** Opening Entries provided block **
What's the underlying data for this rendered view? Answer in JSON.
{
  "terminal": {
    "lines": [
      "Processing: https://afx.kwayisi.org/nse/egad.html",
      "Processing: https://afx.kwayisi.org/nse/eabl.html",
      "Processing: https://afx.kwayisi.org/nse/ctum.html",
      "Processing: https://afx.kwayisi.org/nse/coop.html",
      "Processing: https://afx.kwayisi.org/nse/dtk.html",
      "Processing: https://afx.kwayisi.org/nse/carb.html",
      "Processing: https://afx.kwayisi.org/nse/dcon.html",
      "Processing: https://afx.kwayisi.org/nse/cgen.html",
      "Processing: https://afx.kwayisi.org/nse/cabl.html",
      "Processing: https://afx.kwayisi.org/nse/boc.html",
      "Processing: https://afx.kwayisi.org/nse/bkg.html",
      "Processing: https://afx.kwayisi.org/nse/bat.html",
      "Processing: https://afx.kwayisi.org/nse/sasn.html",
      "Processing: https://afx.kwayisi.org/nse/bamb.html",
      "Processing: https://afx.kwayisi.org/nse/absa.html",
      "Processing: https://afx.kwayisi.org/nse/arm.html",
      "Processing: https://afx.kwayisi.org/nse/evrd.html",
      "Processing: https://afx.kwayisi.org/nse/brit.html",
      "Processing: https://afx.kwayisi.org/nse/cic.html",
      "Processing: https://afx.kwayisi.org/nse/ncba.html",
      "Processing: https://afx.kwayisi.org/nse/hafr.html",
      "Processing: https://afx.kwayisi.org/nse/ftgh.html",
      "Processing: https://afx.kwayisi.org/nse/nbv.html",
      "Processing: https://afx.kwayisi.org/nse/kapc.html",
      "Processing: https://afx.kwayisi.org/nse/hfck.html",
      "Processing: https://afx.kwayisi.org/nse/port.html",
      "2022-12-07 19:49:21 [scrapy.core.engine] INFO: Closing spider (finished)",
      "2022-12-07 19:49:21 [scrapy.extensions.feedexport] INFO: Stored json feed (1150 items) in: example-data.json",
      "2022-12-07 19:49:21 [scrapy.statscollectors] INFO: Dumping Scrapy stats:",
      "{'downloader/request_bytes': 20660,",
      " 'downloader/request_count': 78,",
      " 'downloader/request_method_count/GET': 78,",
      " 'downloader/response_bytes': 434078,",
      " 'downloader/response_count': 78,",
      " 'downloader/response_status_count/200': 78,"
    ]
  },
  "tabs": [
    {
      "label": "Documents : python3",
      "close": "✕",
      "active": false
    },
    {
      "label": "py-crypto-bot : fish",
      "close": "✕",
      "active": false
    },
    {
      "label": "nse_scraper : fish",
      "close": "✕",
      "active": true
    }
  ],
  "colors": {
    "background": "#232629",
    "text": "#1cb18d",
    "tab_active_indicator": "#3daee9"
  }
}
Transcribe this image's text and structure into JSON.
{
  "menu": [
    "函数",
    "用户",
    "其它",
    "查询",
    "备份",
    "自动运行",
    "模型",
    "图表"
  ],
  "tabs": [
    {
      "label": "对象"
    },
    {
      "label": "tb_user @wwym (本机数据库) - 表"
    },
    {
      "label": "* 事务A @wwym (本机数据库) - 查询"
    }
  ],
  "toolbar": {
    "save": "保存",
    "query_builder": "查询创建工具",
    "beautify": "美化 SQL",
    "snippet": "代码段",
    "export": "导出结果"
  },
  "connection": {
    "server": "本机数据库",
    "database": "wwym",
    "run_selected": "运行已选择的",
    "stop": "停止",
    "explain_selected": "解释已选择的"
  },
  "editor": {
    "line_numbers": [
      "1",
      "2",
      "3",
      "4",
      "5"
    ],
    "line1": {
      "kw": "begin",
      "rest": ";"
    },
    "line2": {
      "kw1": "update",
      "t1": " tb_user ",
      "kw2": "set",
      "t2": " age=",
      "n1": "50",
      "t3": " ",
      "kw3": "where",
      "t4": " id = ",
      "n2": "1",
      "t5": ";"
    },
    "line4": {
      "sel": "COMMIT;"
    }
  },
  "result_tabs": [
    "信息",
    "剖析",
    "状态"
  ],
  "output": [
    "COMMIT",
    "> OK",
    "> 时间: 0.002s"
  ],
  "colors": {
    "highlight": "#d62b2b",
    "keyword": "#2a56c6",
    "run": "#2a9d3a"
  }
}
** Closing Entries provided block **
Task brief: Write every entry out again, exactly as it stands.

Reply to the exercise:
What's the underlying data for this rendered view? Answer in JSON.
{
  "terminal": {
    "lines": [
      "Processing: https://afx.kwayisi.org/nse/egad.html",
      "Processing: https://afx.kwayisi.org/nse/eabl.html",
      "Processing: https://afx.kwayisi.org/nse/ctum.html",
      "Processing: https://afx.kwayisi.org/nse/coop.html",
      "Processing: https://afx.kwayisi.org/nse/dtk.html",
      "Processing: https://afx.kwayisi.org/nse/carb.html",
      "Processing: https://afx.kwayisi.org/nse/dcon.html",
      "Processing: https://afx.kwayisi.org/nse/cgen.html",
      "Processing: https://afx.kwayisi.org/nse/cabl.html",
      "Processing: https://afx.kwayisi.org/nse/boc.html",
      "Processing: https://afx.kwayisi.org/nse/bkg.html",
      "Processing: https://afx.kwayisi.org/nse/bat.html",
      "Processing: https://afx.kwayisi.org/nse/sasn.html",
      "Processing: https://afx.kwayisi.org/nse/bamb.html",
      "Processing: https://afx.kwayisi.org/nse/absa.html",
      "Processing: https://afx.kwayisi.org/nse/arm.html",
      "Processing: https://afx.kwayisi.org/nse/evrd.html",
      "Processing: https://afx.kwayisi.org/nse/brit.html",
      "Processing: https://afx.kwayisi.org/nse/cic.html",
      "Processing: https://afx.kwayisi.org/nse/ncba.html",
      "Processing: https://afx.kwayisi.org/nse/hafr.html",
      "Processing: https://afx.kwayisi.org/nse/ftgh.html",
      "Processing: https://afx.kwayisi.org/nse/nbv.html",
      "Processing: https://afx.kwayisi.org/nse/kapc.html",
      "Processing: https://afx.kwayisi.org/nse/hfck.html",
      "Processing: https://afx.kwayisi.org/nse/port.html",
      "2022-12-07 19:49:21 [scrapy.core.engine] INFO: Closing spider (finished)",
      "2022-12-07 19:49:21 [scrapy.extensions.feedexport] INFO: Stored json feed (1150 items) in: example-data.json",
      "2022-12-07 19:49:21 [scrapy.statscollectors] INFO: Dumping Scrapy stats:",
      "{'downloader/request_bytes': 20660,",
      " 'downloader/request_count': 78,",
      " 'downloader/request_method_count/GET': 78,",
      " 'downloader/response_bytes': 434078,",
      " 'downloader/response_count': 78,",
      " 'downloader/response_status_count/200': 78,"
    ]
  },
  "tabs": [
    {
      "label": "Documents : python3",
      "close": "✕",
      "active": false
    },
    {
      "label": "py-crypto-bot : fish",
      "close": "✕",
      "active": false
    },
    {
      "label": "nse_scraper : fish",
      "close": "✕",
      "active": true
    }
  ],
  "colors": {
    "background": "#232629",
    "text": "#1cb18d",
    "tab_active_indicator": "#3daee9"
  }
}
Transcribe this image's text and structure into JSON.
{
  "menu": [
    "函数",
    "用户",
    "其它",
    "查询",
    "备份",
    "自动运行",
    "模型",
    "图表"
  ],
  "tabs": [
    {
      "label": "对象"
    },
    {
      "label": "tb_user @wwym (本机数据库) - 表"
    },
    {
      "label": "* 事务A @wwym (本机数据库) - 查询"
    }
  ],
  "toolbar": {
    "save": "保存",
    "query_builder": "查询创建工具",
    "beautify": "美化 SQL",
    "snippet": "代码段",
    "export": "导出结果"
  },
  "connection": {
    "server": "本机数据库",
    "database": "wwym",
    "run_selected": "运行已选择的",
    "stop": "停止",
    "explain_selected": "解释已选择的"
  },
  "editor": {
    "line_numbers": [
      "1",
      "2",
      "3",
      "4",
      "5"
    ],
    "line1": {
      "kw": "begin",
      "rest": ";"
    },
    "line2": {
      "kw1": "update",
      "t1": " tb_user ",
      "kw2": "set",
      "t2": " age=",
      "n1": "50",
      "t3": " ",
      "kw3": "where",
      "t4": " id = ",
      "n2": "1",
      "t5": ";"
    },
    "line4": {
      "sel": "COMMIT;"
    }
  },
  "result_tabs": [
    "信息",
    "剖析",
    "状态"
  ],
  "output": [
    "COMMIT",
    "> OK",
    "> 时间: 0.002s"
  ],
  "colors": {
    "highlight": "#d62b2b",
    "keyword": "#2a56c6",
    "run": "#2a9d3a"
  }
}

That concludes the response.